HOW TO COMPLETE THIS TASK »
When you copy the entries, keep every word exactly as it is and drop the images.

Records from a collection
※
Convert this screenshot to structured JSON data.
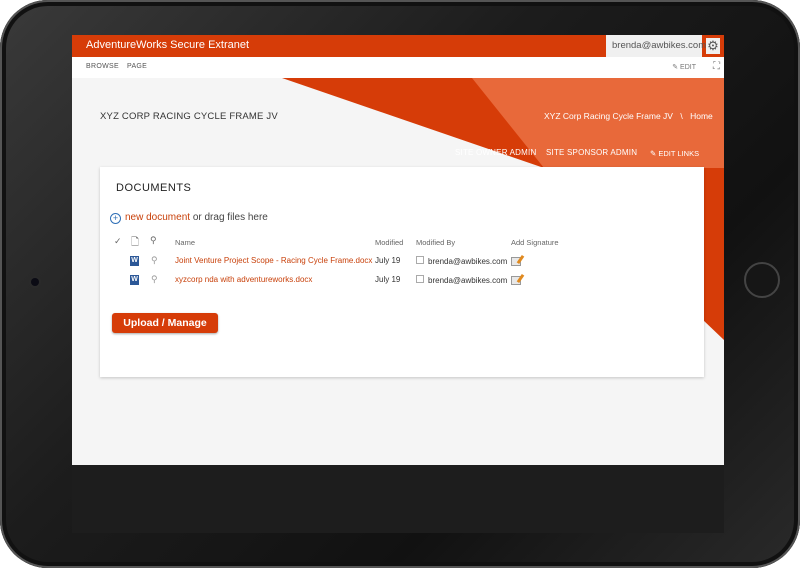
{
  "suitebar": {
    "title": "AdventureWorks Secure Extranet",
    "user": "brenda@awbikes.com",
    "gear_icon": "gear-icon"
  },
  "ribbon": {
    "browse": "BROWSE",
    "page": "PAGE",
    "edit": "EDIT"
  },
  "site": {
    "title": "XYZ CORP RACING CYCLE FRAME JV",
    "breadcrumb_site": "XYZ Corp Racing Cycle Frame JV",
    "breadcrumb_sep": "\\",
    "breadcrumb_home": "Home",
    "nav": [
      "SITE OWNER ADMIN",
      "SITE SPONSOR ADMIN"
    ],
    "edit_links": "EDIT LINKS"
  },
  "colors": {
    "accent": "#d63c08",
    "accent_light": "#e8693a",
    "link": "#c8410b"
  },
  "documents": {
    "heading": "DOCUMENTS",
    "new_document": "new document",
    "drag_text": " or drag files here",
    "columns": {
      "check": "✓",
      "name": "Name",
      "modified": "Modified",
      "modified_by": "Modified By",
      "add_signature": "Add Signature"
    },
    "rows": [
      {
        "name": "Joint Venture Project Scope - Racing Cycle Frame.docx",
        "modified": "July 19",
        "modified_by": "brenda@awbikes.com"
      },
      {
        "name": "xyzcorp nda with adventureworks.docx",
        "modified": "July 19",
        "modified_by": "brenda@awbikes.com"
      }
    ],
    "upload_label": "Upload / Manage"
  }
}
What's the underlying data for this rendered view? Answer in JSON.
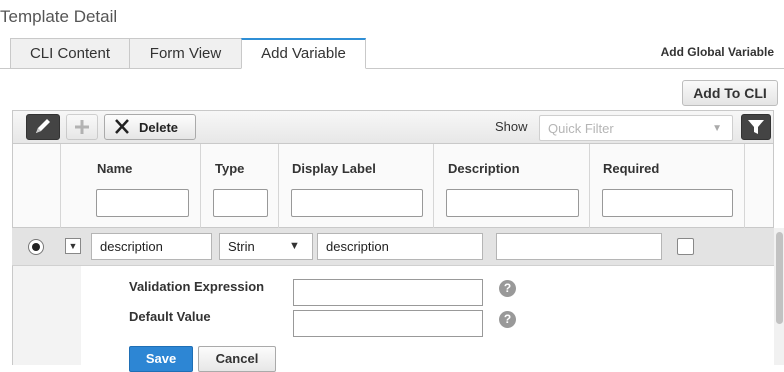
{
  "page": {
    "title": "Template Detail"
  },
  "tabs": [
    {
      "label": "CLI Content",
      "active": false
    },
    {
      "label": "Form View",
      "active": false
    },
    {
      "label": "Add Variable",
      "active": true
    }
  ],
  "links": {
    "add_global_variable": "Add Global Variable"
  },
  "buttons": {
    "add_to_cli": "Add To CLI"
  },
  "toolbar": {
    "delete_label": "Delete",
    "show_label": "Show",
    "quick_filter_placeholder": "Quick Filter",
    "icons": [
      "pencil-icon",
      "plus-icon",
      "close-icon",
      "chevron-down-icon",
      "filter-icon"
    ]
  },
  "columns": [
    "Name",
    "Type",
    "Display Label",
    "Description",
    "Required"
  ],
  "row": {
    "name": "description",
    "type": "Strin",
    "display_label": "description",
    "description": "",
    "required": false,
    "selected": true
  },
  "detail": {
    "validation_label": "Validation Expression",
    "default_label": "Default Value",
    "validation_value": "",
    "default_value": "",
    "help_icon_glyph": "?",
    "save_label": "Save",
    "cancel_label": "Cancel"
  },
  "colors": {
    "accent": "#2f8fd6",
    "save": "#2d86d4"
  }
}
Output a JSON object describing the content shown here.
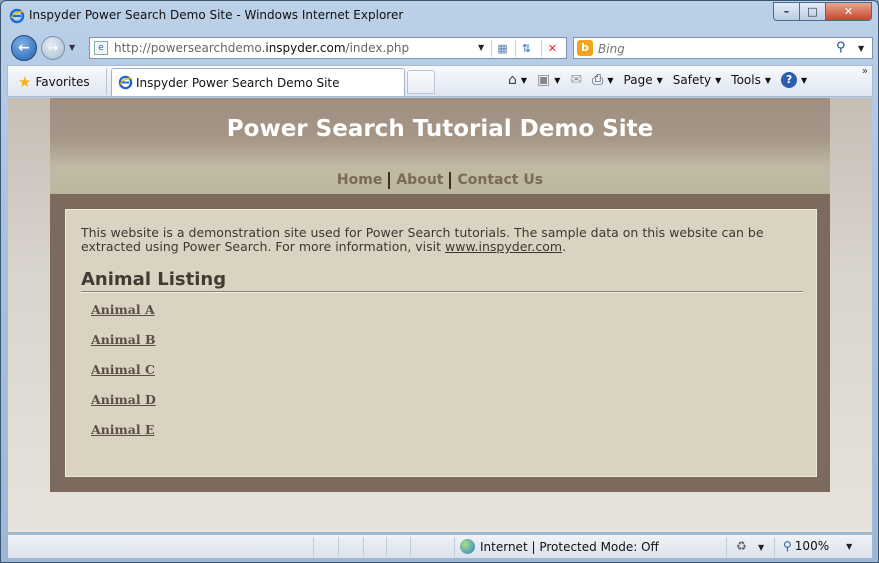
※
ANSWER BELOW »
Convert this screenshot to structured JSON data.
{
  "suitebar": {
    "title": "AdventureWorks Secure Extranet",
    "user": "brenda@awbikes.com",
    "gear_icon": "gear-icon"
  },
  "ribbon": {
    "browse": "BROWSE",
    "page": "PAGE",
    "edit": "EDIT"
  },
  "site": {
    "title": "XYZ CORP RACING CYCLE FRAME JV",
    "breadcrumb_site": "XYZ Corp Racing Cycle Frame JV",
    "breadcrumb_sep": "\\",
    "breadcrumb_home": "Home",
    "nav": [
      "SITE OWNER ADMIN",
      "SITE SPONSOR ADMIN"
    ],
    "edit_links": "EDIT LINKS"
  },
  "colors": {
    "accent": "#d63c08",
    "accent_light": "#e8693a",
    "link": "#c8410b"
  },
  "documents": {
    "heading": "DOCUMENTS",
    "new_document": "new document",
    "drag_text": " or drag files here",
    "columns": {
      "check": "✓",
      "name": "Name",
      "modified": "Modified",
      "modified_by": "Modified By",
      "add_signature": "Add Signature"
    },
    "rows": [
      {
        "name": "Joint Venture Project Scope - Racing Cycle Frame.docx",
        "modified": "July 19",
        "modified_by": "brenda@awbikes.com"
      },
      {
        "name": "xyzcorp nda with adventureworks.docx",
        "modified": "July 19",
        "modified_by": "brenda@awbikes.com"
      }
    ],
    "upload_label": "Upload / Manage"
  }
}
What's the underlying data for this rendered view? Answer in JSON.
{
  "page": {
    "title": "Template Detail"
  },
  "tabs": [
    {
      "label": "CLI Content",
      "active": false
    },
    {
      "label": "Form View",
      "active": false
    },
    {
      "label": "Add Variable",
      "active": true
    }
  ],
  "links": {
    "add_global_variable": "Add Global Variable"
  },
  "buttons": {
    "add_to_cli": "Add To CLI"
  },
  "toolbar": {
    "delete_label": "Delete",
    "show_label": "Show",
    "quick_filter_placeholder": "Quick Filter",
    "icons": [
      "pencil-icon",
      "plus-icon",
      "close-icon",
      "chevron-down-icon",
      "filter-icon"
    ]
  },
  "columns": [
    "Name",
    "Type",
    "Display Label",
    "Description",
    "Required"
  ],
  "row": {
    "name": "description",
    "type": "Strin",
    "display_label": "description",
    "description": "",
    "required": false,
    "selected": true
  },
  "detail": {
    "validation_label": "Validation Expression",
    "default_label": "Default Value",
    "validation_value": "",
    "default_value": "",
    "help_icon_glyph": "?",
    "save_label": "Save",
    "cancel_label": "Cancel"
  },
  "colors": {
    "accent": "#2f8fd6",
    "save": "#2d86d4"
  }
}
Output a JSON object describing the content shown here.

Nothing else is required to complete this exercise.